Keep Your Breastfeeding Diet Pesticide Free for You and Baby’s Health

Keep Your Breastfeeding Diet Pesticide Free for You and Baby’s Health

There’s no set breastfeeding diet you should follow while nursing, but watching how many pesticides you consume should be a priority for any breastfeeding mom. Following these easy recommendations will keep you and your baby free from unnecessary chemical harm. Even if you can’t find everything organic at your local grocery store, there are additional ways to limit your family’s pesticide intake.
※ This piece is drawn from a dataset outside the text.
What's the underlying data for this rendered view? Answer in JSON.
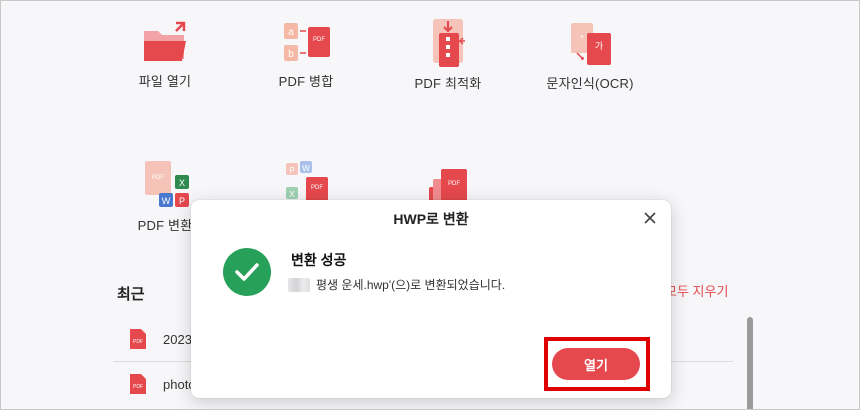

First things first: make sure to wash, scrub, and dry any fruits or veggies you’re planning on eating. The best way to make sure your produce is pesticide-free is to rinse any fruits thoroughly. After rinsing, take a paper towel and wipe away any leftover dirt before making your meal. Even if you purchase lettuce that’s pre-rinsed, it won’t hurt to throw it in a colander and quickly wash it again. Not only will this help protect you and your family against pesticide consumption, but diseases like listeria are often picked up through unwashed produce. Play it safe when it comes to your breastfeeding diet!

Summer is the best time to shop your local farmer’s market, and take advantage of any local produce you can purchase. Even if it’s not organic, there’s a better chance that your local produce carries less pesticides than fruits and veggies trucked in from a large-scale farm. Not only are farmer’s markets fun for the whole family, but you’ll be able to score sweet deals on fruits, veggies, and meats that you might not find in a traditional grocery store.

Keep in mind that the following fruits and veggies were deemed the “dirty dozen” by the Environmental Working Group 2011 study that looked at which food items contained the most pesticides on average: apples, celery, strawberries, peaches, spinach, nectarines, grapes, bell peppers, potatoes, blueberries, lettuce, kale and collard greens. When it comes to your healthy breastfeeding diet and these foods, take precautions for you and your baby. A little research goes a long way, so try to read labels and pick produce that is healthy for you and your baby.